YOUR GOAL
Only the lines with the string "prices" are needed; return each of them from the entries below.

################

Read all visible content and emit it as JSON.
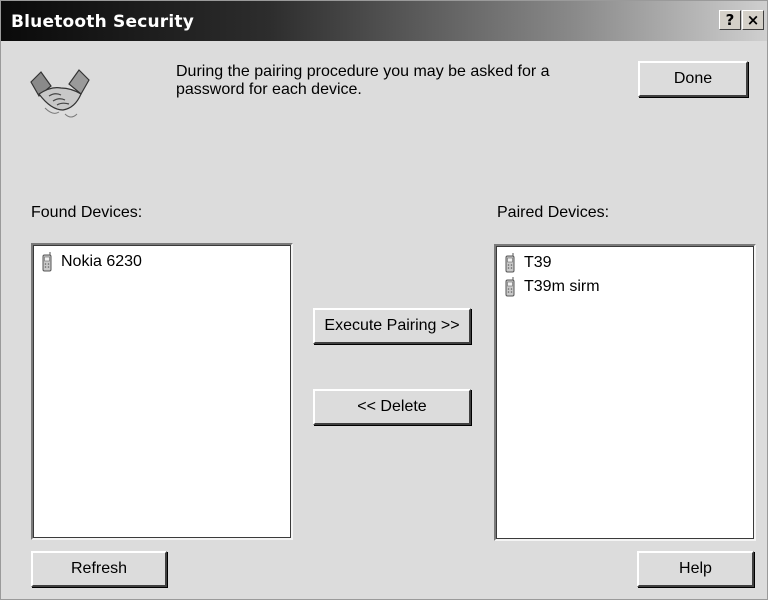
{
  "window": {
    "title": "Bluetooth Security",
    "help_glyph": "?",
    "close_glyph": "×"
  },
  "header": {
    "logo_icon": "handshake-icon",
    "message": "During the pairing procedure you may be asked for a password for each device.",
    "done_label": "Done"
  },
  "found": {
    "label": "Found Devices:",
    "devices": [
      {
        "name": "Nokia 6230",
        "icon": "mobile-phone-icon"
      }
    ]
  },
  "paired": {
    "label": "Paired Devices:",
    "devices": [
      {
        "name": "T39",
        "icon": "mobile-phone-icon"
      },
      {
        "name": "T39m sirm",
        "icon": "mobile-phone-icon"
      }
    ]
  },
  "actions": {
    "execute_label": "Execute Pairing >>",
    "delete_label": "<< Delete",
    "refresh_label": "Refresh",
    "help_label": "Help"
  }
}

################

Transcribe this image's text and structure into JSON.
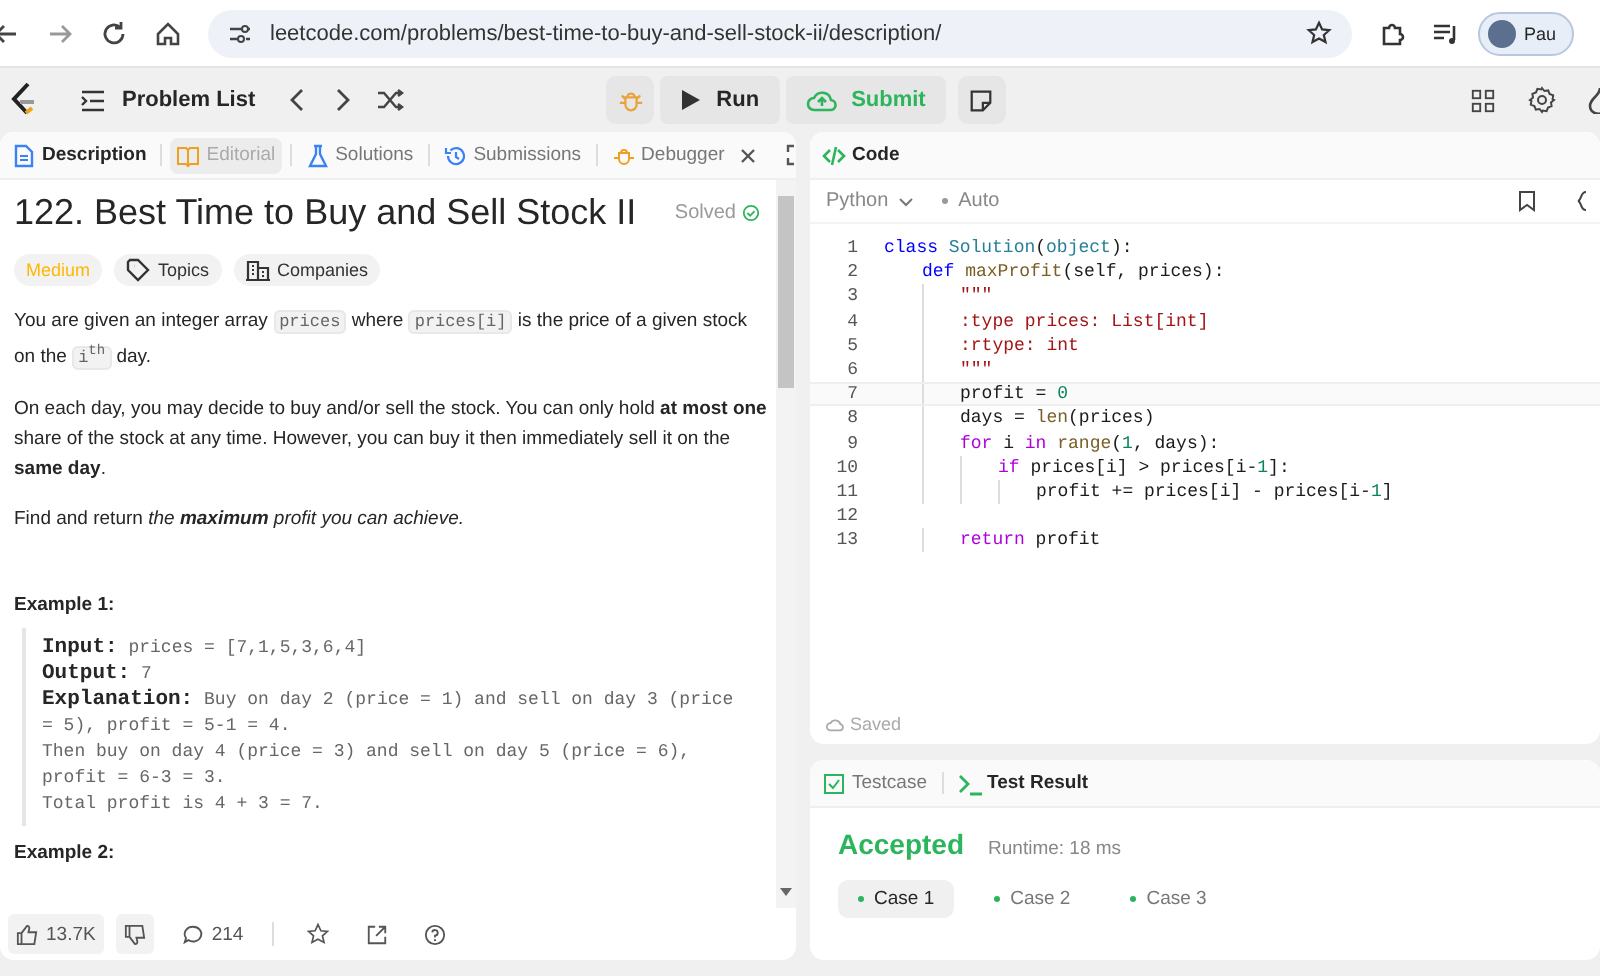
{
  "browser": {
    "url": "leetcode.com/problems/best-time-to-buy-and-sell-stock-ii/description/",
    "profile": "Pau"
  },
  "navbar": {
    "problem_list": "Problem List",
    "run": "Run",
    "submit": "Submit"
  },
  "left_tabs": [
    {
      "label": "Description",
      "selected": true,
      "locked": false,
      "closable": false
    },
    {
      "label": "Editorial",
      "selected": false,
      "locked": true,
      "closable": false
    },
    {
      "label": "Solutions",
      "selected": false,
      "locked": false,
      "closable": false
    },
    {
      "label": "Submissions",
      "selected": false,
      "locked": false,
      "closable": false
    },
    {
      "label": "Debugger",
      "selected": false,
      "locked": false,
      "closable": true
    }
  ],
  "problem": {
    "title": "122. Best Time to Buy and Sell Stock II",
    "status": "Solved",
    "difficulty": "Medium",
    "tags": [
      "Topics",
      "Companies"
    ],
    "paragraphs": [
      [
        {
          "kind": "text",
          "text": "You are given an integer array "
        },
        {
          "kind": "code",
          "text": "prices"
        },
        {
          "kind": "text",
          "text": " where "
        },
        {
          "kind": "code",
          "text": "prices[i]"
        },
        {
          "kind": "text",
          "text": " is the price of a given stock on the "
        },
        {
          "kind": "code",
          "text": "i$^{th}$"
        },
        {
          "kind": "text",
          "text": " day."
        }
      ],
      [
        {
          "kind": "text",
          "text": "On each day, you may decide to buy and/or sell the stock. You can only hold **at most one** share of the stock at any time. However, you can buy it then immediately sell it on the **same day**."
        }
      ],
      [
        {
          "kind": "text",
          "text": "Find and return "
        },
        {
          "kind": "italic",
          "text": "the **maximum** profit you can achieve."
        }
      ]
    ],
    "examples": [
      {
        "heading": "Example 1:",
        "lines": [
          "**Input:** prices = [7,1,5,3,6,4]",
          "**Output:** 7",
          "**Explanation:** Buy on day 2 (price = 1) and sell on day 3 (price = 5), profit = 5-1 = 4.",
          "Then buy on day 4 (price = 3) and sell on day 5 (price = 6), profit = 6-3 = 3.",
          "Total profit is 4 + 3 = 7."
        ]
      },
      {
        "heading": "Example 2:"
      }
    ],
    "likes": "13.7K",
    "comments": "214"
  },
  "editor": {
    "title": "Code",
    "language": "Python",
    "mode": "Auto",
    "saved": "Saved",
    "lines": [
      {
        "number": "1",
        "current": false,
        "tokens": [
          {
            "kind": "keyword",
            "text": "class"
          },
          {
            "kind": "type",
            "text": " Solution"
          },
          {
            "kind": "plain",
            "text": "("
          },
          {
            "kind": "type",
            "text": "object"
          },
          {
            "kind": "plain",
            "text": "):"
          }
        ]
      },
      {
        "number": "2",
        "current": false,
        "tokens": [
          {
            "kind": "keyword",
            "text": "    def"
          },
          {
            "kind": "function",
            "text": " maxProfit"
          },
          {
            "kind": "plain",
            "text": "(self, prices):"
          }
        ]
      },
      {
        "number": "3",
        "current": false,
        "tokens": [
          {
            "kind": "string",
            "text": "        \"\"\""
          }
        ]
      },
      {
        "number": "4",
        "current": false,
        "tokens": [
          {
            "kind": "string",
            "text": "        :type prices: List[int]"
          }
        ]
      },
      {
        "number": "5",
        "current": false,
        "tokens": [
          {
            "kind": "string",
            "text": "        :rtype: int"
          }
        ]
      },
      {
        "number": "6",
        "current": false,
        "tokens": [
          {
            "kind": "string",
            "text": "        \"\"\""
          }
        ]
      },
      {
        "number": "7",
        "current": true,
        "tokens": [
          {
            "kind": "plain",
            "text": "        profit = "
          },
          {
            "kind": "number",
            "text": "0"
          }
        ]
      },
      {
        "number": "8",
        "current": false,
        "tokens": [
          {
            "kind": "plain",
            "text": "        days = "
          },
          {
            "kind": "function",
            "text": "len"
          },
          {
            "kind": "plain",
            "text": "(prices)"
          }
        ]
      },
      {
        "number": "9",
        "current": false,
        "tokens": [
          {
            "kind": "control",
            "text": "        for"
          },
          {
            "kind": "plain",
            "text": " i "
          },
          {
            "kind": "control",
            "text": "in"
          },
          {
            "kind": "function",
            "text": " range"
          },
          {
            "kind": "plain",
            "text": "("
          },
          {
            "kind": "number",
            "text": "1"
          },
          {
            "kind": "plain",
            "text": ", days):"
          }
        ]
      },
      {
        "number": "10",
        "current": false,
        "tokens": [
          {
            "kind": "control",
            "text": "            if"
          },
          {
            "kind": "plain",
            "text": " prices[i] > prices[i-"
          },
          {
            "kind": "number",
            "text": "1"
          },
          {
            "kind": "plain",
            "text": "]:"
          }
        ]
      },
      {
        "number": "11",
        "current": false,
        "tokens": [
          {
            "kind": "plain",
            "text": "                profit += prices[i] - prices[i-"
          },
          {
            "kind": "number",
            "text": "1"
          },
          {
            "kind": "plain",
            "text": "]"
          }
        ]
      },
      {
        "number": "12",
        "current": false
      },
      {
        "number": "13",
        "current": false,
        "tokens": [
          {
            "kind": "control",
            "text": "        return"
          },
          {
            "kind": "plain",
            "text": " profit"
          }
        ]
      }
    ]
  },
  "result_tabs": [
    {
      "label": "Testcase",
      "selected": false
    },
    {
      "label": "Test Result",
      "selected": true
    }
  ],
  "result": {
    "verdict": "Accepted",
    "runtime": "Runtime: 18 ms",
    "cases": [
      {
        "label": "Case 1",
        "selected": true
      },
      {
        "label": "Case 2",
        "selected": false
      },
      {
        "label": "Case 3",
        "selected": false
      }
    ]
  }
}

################

FINISHED EXERCISE
          "text": "prices"
          "text": "prices[i]"
          "**Input:** prices = [7,1,5,3,6,4]",
            "text": "(self, prices):"
            "text": "        :type prices: List[int]"
            "text": "(prices)"
            "text": " prices[i] > prices[i-"
            "text": "                profit += prices[i] - prices[i-"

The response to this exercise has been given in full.